Even though winter is sometimes challenging, it also offers many beautiful sides and allows for seasonal outdoor activities. Sports have made my winter much more enjoyable and motivated me to spend time outside the library and the warm and cosy dormitory. Upon my arrival, one of my first missions was to organise some skis and accessories. I got them for cheap on, the Norwegian equivalent of Ebay.

I originally come from the Thuringian Forest, where I grew up with winter sports. I've been skiing, sledding and ice skating since kindergarten. I started Nordic combined in the third grade. Now, I’ve basically come to one of the holy places of winter sports: Oslo, with Holmenkollen mountain towering over the city. Skiing there myself in the National Ski Arena was a small lifelong dream that recently came true.

The Ski Festival at the National Ski Arena in Oslo. Photo: private

Another highlight for me were the Ski Festival and the Biathlon World Cup here. The world's elite come to Oslo to compete! I went to the festival with friends from university and we had a lot of fun at Holmenkollen. For my mother, the Biathlon World Cup was an additional motivation to come and visit me in Norway.
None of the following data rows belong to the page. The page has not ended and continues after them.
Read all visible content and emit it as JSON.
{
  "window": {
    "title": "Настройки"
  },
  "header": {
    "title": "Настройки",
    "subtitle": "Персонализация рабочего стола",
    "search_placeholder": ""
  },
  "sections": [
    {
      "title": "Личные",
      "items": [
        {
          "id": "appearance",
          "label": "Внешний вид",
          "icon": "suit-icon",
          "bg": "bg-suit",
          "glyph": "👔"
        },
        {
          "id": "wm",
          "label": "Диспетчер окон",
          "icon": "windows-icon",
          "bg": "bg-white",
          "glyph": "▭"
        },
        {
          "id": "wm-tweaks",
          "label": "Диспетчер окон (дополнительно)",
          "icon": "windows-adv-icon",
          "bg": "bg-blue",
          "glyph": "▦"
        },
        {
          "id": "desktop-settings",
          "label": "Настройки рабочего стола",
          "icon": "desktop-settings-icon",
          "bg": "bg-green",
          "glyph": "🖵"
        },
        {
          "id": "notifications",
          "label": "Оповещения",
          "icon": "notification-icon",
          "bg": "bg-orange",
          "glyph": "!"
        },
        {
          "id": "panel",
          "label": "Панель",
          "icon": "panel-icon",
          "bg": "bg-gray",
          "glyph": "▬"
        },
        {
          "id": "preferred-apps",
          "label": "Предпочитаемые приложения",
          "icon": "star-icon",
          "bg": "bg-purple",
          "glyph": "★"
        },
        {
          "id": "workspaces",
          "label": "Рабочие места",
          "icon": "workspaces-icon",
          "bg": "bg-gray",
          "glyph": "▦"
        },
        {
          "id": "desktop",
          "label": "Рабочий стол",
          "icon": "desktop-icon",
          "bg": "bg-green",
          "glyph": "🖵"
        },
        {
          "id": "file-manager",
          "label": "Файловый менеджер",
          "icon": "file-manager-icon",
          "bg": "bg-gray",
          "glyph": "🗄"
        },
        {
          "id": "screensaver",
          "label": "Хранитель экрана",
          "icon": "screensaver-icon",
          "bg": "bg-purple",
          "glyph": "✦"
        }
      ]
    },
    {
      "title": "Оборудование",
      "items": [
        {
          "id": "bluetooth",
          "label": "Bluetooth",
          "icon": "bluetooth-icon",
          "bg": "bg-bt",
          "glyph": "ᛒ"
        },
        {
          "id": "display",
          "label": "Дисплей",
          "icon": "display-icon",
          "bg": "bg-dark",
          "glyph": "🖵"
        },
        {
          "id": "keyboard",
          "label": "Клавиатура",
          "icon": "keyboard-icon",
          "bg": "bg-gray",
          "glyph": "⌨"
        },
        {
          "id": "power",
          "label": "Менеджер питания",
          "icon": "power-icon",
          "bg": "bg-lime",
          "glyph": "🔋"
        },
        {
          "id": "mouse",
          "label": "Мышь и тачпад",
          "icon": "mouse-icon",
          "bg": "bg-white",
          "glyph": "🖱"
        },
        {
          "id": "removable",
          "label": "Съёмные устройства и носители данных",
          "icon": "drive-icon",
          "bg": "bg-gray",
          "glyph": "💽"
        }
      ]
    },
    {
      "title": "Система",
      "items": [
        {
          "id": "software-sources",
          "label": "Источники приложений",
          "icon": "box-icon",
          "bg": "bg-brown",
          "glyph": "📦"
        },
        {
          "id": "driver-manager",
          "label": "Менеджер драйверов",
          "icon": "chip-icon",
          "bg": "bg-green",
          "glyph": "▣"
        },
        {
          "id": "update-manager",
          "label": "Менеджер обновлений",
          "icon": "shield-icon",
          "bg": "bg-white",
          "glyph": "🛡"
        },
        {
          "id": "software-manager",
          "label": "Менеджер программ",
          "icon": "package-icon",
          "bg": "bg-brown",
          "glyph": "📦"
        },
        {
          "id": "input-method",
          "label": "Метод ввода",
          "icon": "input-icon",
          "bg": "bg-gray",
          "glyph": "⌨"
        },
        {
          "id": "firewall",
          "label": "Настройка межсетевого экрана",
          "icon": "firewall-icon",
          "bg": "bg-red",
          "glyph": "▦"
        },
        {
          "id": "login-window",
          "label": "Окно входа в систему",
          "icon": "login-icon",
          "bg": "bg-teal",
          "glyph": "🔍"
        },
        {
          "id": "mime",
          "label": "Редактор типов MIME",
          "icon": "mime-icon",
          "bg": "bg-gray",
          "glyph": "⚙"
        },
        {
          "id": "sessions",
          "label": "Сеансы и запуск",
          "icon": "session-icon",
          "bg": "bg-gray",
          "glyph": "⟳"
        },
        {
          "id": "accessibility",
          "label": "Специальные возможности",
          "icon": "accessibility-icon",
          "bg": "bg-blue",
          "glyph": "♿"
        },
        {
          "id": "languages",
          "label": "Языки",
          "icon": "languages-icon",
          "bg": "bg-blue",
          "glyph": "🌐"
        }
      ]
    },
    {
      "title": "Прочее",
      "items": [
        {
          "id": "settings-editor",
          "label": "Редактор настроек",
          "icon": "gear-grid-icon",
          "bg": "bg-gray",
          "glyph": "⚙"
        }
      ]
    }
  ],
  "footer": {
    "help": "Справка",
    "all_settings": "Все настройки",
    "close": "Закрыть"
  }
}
Overall, the ski culture is very strong in Norway. In principle, you can bring your skis anywhere, no one will question it. On buses, trains, at the gym, even in the university library you see people carrying their skis around. It was easy for me to adapt to that. In the last few weeks, I regularly went skiing before or after my courses at university and was able to explore many routes. For anyone who is new to the sport and would like to try it out, the university offers skiing courses. I can also recommend renting a sled and going to the slopes. It’s something I enjoy doing with my friends here.

Students walking in the snow on campus.
Better put on those spikes: The University of Oslo campus in winter. Photo: private

Cosiness on campus

Despite these options for fun out in the snow, winter does shift most of the social life indoors. This goes for the university campus, too. For now, students can be seen sliding (and slipping) in between buildings and it will be a while before we’ll be enjoying study breaks sitting out in the sun. The buildings where I spend most of my time are the university library, the Faculty of Humanities and the Social Sciences Faculty. All my courses take place in these two faculties. I mostly go to the library to write papers and to study.

One of my favourite places on campus is the coffee shop in the Faculty of Social Sciences. They have games that you can borrow while you enjoy your hot beverage. When it's snowing outside and everything is quiet, and you sit inside, play chess and drink your coffee in peace between seminars - it's very cosy and calming.

The coffee shop in the Faculty of Social Sciences is an indoor favourite. Photo: private

Winter is slowly coming to an end, and I'm already looking forward to more exciting moments, warmer temperatures and new experiences. I’ll update you in my next blog post! Hade bra! (Goodbye!) Tom

(Published 3 April 2023)